The Unfortunate Fortune Teller

  • Published
  • By CMSgt. Atticus C. Smith
  • Command Chief, 388th Fighter Wing
Shortly after I pinned on chief master sergeant, I received numerous guest speaking invites. It wasn't because I was good at public speaking, it was because I was a chief and people expected that I would be well-versed in delivering leadership messages. In reality, I was very ill prepared. My first official speaking opportunity occurred at an Airman Leadership School graduation, just 13 days after sewing on chief. At best I did okay. It was clear that speaking at such a venue was something I should have done long before being a Chief. My most recent speaking opportunity was better than my first but I never imagined how true some of the words would turn out to be.

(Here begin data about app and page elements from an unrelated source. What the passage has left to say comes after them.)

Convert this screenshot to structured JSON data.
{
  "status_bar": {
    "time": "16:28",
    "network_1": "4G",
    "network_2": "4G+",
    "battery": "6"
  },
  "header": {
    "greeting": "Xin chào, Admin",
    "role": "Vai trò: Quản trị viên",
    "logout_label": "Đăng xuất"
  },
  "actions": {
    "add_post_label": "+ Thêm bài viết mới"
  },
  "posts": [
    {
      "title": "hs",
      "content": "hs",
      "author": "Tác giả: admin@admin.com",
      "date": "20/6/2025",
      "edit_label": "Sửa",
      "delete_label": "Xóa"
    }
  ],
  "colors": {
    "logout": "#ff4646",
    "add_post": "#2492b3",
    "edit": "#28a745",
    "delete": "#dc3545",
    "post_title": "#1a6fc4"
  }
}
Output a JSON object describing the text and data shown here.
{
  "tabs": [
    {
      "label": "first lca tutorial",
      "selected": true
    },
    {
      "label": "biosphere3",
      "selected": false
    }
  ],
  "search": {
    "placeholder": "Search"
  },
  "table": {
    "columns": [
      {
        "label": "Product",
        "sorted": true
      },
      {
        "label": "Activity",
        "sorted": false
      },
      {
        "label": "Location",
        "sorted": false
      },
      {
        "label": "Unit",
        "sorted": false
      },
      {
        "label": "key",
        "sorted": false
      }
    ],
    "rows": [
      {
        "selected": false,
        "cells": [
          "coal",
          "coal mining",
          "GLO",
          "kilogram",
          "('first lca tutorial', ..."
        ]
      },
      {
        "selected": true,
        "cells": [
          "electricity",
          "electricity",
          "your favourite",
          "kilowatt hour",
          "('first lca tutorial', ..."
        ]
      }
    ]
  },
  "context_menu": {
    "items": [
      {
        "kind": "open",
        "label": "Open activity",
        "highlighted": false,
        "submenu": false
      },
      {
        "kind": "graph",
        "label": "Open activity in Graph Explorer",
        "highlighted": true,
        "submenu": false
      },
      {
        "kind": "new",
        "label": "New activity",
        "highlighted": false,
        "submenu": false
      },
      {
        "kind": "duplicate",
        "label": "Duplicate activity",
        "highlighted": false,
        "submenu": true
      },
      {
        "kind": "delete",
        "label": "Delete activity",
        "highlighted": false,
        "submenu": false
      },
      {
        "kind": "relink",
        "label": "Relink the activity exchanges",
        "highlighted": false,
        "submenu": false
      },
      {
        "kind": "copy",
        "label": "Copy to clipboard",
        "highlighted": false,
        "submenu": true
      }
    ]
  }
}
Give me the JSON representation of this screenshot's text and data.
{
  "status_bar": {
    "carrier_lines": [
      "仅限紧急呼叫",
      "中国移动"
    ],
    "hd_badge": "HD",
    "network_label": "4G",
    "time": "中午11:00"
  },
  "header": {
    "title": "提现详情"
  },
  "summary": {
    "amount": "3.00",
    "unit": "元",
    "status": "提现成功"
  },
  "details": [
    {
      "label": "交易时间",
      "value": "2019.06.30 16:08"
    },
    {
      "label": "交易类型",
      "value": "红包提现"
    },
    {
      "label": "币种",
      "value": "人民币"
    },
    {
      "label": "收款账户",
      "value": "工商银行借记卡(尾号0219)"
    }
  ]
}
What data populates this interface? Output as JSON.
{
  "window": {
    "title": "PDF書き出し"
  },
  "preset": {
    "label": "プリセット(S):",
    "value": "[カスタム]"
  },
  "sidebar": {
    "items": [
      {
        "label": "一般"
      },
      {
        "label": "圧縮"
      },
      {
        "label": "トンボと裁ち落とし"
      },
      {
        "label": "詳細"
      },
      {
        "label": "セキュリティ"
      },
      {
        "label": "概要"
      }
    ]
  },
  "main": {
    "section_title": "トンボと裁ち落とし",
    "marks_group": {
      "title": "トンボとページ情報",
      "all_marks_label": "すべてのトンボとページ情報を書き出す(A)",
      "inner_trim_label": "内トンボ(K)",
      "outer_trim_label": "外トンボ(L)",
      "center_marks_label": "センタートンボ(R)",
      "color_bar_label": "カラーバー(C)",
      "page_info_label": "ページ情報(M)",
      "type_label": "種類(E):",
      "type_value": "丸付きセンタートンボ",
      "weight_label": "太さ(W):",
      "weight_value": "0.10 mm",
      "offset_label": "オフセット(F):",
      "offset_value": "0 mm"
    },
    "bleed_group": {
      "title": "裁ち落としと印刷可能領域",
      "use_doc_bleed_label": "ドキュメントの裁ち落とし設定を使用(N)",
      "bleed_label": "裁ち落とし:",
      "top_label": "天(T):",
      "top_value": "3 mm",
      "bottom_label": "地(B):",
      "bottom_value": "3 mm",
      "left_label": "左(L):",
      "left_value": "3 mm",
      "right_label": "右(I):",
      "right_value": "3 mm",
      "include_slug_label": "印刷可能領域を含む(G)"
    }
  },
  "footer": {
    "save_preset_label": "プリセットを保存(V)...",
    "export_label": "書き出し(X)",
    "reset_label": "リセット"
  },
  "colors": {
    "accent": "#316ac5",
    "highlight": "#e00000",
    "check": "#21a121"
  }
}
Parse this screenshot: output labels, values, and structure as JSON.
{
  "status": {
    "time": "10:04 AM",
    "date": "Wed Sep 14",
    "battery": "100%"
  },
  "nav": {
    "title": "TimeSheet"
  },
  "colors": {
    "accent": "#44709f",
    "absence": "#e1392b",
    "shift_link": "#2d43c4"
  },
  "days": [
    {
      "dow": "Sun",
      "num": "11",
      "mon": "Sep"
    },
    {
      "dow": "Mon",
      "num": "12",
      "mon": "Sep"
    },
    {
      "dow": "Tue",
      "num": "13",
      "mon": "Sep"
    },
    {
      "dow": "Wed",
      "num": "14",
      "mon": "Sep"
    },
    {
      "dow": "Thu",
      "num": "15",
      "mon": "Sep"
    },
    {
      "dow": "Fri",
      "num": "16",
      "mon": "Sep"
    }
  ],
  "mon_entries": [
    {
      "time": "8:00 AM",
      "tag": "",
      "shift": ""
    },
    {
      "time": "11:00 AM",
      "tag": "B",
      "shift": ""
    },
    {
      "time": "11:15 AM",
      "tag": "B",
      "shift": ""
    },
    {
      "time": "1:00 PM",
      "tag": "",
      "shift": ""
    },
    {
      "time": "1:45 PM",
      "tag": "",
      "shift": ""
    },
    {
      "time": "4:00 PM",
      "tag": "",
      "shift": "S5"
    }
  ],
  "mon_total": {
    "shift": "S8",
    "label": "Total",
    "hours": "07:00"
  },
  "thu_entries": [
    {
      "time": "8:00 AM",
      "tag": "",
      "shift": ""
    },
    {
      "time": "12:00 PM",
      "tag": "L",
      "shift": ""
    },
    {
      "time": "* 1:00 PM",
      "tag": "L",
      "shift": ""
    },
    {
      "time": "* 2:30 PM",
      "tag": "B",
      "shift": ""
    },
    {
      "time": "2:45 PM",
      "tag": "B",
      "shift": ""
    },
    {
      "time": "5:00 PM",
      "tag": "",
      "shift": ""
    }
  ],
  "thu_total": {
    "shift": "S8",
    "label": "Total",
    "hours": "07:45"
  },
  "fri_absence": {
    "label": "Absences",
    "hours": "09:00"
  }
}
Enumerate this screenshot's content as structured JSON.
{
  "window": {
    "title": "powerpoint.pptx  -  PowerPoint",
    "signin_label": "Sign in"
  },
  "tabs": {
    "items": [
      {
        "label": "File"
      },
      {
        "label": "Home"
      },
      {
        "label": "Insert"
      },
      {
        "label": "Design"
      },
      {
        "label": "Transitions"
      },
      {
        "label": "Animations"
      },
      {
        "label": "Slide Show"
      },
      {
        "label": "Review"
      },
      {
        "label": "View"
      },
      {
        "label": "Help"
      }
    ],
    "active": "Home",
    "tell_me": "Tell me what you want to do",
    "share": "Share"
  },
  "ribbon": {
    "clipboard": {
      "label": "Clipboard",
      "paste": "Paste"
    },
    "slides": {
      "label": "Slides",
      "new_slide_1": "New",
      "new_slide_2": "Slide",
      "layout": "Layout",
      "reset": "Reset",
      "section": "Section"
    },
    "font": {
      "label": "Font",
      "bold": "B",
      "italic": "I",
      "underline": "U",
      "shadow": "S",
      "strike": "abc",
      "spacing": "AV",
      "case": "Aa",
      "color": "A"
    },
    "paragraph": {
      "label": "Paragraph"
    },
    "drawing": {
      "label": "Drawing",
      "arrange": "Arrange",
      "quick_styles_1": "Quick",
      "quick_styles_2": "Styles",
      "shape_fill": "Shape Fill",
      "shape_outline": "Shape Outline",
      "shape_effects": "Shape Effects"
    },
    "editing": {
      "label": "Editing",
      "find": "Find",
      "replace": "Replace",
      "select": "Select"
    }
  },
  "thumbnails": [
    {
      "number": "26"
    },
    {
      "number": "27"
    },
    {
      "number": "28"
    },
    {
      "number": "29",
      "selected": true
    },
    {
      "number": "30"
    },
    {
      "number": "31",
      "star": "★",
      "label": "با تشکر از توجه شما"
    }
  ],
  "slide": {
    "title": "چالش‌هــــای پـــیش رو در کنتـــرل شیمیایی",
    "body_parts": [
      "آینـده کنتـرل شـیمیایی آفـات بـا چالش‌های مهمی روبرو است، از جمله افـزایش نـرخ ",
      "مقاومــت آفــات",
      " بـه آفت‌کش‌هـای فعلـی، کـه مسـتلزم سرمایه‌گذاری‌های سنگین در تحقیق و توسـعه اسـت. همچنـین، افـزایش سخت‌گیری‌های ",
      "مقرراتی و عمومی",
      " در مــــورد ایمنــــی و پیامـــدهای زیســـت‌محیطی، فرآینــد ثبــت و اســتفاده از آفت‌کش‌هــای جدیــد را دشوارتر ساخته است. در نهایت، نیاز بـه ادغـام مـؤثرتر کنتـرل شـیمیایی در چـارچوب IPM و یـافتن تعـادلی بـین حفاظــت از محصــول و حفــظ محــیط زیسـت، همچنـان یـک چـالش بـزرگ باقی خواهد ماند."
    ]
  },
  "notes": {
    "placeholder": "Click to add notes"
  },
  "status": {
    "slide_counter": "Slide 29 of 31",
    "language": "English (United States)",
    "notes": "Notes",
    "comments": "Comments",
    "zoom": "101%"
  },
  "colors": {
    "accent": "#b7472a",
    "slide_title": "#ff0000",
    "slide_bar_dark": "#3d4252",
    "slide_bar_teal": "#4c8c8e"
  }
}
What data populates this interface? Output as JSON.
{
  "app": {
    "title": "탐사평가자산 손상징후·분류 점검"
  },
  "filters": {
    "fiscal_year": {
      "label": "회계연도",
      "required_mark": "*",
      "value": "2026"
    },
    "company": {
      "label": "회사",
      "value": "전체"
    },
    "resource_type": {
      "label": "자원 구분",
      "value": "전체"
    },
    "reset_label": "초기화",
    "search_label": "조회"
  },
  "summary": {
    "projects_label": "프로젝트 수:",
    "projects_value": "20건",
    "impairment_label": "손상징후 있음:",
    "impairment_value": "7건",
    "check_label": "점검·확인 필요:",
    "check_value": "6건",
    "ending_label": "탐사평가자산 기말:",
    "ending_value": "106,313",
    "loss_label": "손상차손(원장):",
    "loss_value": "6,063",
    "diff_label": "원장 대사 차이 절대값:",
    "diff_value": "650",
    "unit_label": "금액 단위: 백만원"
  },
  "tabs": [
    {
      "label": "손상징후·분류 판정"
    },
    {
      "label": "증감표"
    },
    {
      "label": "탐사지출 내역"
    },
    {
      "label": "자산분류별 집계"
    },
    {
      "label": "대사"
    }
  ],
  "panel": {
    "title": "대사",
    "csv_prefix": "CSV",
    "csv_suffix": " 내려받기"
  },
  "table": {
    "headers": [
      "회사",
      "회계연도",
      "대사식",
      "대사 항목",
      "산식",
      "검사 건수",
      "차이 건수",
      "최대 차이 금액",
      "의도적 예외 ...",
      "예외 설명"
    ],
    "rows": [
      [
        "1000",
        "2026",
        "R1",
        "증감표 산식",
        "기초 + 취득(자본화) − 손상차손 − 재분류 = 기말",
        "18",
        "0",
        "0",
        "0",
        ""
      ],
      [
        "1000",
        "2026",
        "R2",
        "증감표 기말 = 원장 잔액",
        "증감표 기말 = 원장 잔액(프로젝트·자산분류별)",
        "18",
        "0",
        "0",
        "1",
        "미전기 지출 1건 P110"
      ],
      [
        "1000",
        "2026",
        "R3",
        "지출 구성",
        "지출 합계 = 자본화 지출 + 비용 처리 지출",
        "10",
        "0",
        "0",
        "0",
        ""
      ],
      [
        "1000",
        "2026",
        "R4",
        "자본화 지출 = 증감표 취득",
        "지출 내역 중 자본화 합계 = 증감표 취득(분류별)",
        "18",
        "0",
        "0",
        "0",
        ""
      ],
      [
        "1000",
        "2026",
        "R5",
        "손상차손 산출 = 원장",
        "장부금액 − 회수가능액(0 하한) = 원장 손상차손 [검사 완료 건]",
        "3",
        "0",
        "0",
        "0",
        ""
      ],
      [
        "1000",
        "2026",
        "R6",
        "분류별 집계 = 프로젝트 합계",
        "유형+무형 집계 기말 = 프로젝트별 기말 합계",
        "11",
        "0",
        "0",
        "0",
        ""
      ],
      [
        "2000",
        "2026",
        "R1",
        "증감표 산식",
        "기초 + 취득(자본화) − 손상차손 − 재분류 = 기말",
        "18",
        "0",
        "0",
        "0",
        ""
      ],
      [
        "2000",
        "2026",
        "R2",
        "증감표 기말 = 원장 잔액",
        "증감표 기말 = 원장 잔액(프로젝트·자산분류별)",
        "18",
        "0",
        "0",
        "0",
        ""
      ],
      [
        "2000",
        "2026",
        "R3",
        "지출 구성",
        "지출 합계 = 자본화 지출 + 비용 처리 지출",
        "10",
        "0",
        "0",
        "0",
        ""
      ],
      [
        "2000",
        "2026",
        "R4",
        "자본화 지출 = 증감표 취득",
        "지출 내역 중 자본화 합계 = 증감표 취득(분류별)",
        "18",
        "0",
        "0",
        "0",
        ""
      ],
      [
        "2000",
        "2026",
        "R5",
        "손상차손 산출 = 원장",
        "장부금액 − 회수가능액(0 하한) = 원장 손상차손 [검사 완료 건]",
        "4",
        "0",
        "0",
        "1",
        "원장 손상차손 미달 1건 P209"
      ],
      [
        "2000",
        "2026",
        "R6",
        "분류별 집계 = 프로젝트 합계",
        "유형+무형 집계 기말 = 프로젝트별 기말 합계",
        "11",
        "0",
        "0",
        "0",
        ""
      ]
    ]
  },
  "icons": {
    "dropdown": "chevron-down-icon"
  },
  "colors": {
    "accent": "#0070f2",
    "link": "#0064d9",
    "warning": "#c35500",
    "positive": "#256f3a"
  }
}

In early April, I had the wonderful opportunity to be the guest speaker for the Vosler Noncommissioned Officers Academy Class 10-3. As with the start of most speeches, I tried to lighten the mood with a few funny comments. Since I don't get paid to be a comedian I eventually had to begin my speech so I transitioned from playful banter to a more serious tone.

I said, "A part of me always feels guilty for being able to attend formal events such as this graduation because there isn't a day that goes by that I don't reflect on the fact that there are Soldiers, Sailors, Airmen, Marines, Coastguard and civilians who are in harm's way, protecting the very freedoms we enjoy." My message began with that momentary reflection of our freedoms and the service and sacrifice made each day, by so many, to preserve the very freedoms we are blessed with.

The next day, as I headed to the airport, I began reflecting on a great evening. What a wonderful opportunity to celebrate the achievements of our fellow Airmen with friends, family and comrades. My fond thoughts were disrupted by my phone ringing; a long time friend was calling. When I answered I knew it wasn't a social call. He said he couldn't say much but recommended I go to my intelligence flight, "There's some news on some of our brothers."

I used my blackberry to check the web and it didn't take long to see the headline: "CV-22 crashes in Afghanistan, 4 dead." A short time later, I received another phone call from a different friend. I answered and said, "I saw the headlines, what can you tell me?" My friend simply said "it's Voas and JB." My heart sank and my mind reflected on those words I spoke just a short time ago...service, sacrifice, freedoms. During my tenure as an aerial gunner, I served with Maj. Randy Voas and SMSgt. J.B. Lackey. Although I briefly served with Major Voas, I've known JB for 14-years which included three assignments together.

A week later, at their memorial service, Col. Greg Lengyel, 1st Special Operations Wing commander, reflected on the word sacrifice. He stated that Webster's defines sacrifice as giving something up for the sake of something else. Major Voas and SergeantLackey, as well as two other patriots, Corporal Michael D. Jankiewicz and Ms. Reeta Sadozi, made the ultimate sacrifice by giving their lives for the sake of something else...the freedoms we cherish.

Soon, Memorial Day will offer Americans a chance to pause and reflect on the service of millions of men and women who have made the ultimate sacrifice; however, as each day passes we are compelled to never forget them as we enjoy our daily lives. I hope one way that people reflect, and not just on Memorial Day, is through visibly displaying our Nation's Flag.

Shortly after 9-11, the landscape of communities and streets glistened with displays of our country's sacred emblem, Old Glory. To me, it seems as if the sparkles illuminating from the fifty stars have faded from our landscape, and I'm not sure why.

The crystal ball tells us that we will continue to be engaged in conflicts much like we were shortly after 9-11; however, the picture is fuzzy as to whether we will see overwhelming displays of patriotism and pride. It's clear that we would if we unfortunately experienced another devastating attack but please tell me that it doesn't need to come to that.

Fly our flag proudly as you bring credit and honor to our Nation and take care of each other in all your actions.